[[ Extracted records, beginning ]]

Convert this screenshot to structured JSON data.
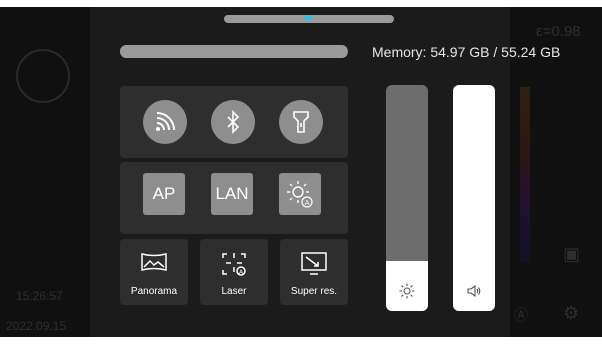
{
  "memory": {
    "text": "Memory: 54.97 GB / 55.24 GB",
    "used_fraction": 0.995
  },
  "quick_toggles": [
    {
      "name": "wifi-hotspot",
      "icon": "wifi-icon"
    },
    {
      "name": "bluetooth",
      "icon": "bluetooth-icon"
    },
    {
      "name": "flashlight",
      "icon": "flashlight-icon"
    }
  ],
  "network_buttons": {
    "ap": "AP",
    "lan": "LAN",
    "auto_brightness_icon": "auto-brightness-icon"
  },
  "modes": {
    "panorama": "Panorama",
    "laser": "Laser",
    "super_res": "Super res."
  },
  "sliders": {
    "brightness_level": 0.22,
    "volume_level": 1.0
  },
  "background": {
    "emissivity": "ε=0.98",
    "time": "15:26:57",
    "date": "2022.09.15"
  },
  "colors": {
    "accent": "#25c4e8",
    "panel": "#2e2e2e",
    "button": "#8e8e8e"
  }
}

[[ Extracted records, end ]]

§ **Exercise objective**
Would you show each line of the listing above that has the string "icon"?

§ **Solved problem**
      "icon": "wifi-icon"
      "icon": "bluetooth-icon"
      "icon": "flashlight-icon"
    "auto_brightness_icon": "auto-brightness-icon"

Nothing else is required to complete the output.